U.S. military doctors working in Iraq collaborated with interrogators in the abuse of prisoners at Abu Ghraib prison outside Baghdad, an article in the British medical journal The Lancet said on Friday.And they are quoting The Lancet, which as The Corpus Callosum points out, may well be the world's most prestigious medical journal (not that I trust people with stethoscopes and god complexes, and with apparent good reason).
Professor Steven Miles, the report's author, cites evidence that some doctors falsified death certificates to cover up killings and hid evidence of beatings.
"The medical system collaborated with designing and implementing psychologically and physically coercive interrogations," the University of Minnesota professor said.
One detainee, who collapsed after a beating, was revived by medics so that the abuse could continue, Miles said.

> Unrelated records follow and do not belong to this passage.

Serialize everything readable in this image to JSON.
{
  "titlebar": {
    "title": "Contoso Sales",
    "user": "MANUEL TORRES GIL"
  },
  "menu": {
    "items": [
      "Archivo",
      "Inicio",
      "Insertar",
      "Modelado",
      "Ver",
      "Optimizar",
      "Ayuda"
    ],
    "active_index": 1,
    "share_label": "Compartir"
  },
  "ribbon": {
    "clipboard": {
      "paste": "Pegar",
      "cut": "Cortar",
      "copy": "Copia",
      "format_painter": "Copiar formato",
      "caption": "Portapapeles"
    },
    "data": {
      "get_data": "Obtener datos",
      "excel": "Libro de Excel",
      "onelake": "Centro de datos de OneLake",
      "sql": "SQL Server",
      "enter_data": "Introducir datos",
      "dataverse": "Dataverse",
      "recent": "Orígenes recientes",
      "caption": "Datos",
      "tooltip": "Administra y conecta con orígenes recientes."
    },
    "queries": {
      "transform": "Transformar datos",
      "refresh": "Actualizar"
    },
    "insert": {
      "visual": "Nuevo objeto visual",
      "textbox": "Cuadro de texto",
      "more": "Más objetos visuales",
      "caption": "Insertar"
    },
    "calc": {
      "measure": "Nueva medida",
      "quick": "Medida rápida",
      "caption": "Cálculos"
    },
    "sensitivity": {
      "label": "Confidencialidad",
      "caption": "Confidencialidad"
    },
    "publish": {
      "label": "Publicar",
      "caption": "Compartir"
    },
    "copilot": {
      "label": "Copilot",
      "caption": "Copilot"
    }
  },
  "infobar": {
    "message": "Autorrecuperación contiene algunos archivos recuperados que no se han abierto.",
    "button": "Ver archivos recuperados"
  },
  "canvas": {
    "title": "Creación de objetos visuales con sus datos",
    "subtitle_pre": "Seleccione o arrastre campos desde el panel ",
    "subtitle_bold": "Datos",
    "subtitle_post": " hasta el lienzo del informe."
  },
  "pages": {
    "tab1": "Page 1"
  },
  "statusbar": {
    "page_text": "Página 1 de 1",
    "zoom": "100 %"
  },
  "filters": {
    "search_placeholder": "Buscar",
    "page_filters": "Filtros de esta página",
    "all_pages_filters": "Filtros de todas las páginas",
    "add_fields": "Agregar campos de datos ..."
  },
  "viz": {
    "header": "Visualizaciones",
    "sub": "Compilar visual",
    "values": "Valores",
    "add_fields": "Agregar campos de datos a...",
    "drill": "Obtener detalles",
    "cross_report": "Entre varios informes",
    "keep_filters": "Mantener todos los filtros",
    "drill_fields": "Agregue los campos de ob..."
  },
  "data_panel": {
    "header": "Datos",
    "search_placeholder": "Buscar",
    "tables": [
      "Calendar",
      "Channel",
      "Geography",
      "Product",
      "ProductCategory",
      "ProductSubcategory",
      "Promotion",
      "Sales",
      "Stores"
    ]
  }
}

"Army officials stated that a physician and a psychiatrist helped design, approve and monitor interrogations at Abu Ghraib," he wrote in his study based on evidence from U.S. congressional hearings, sworn statements of detainees and soldiers, medical journal accounts and aid agency information.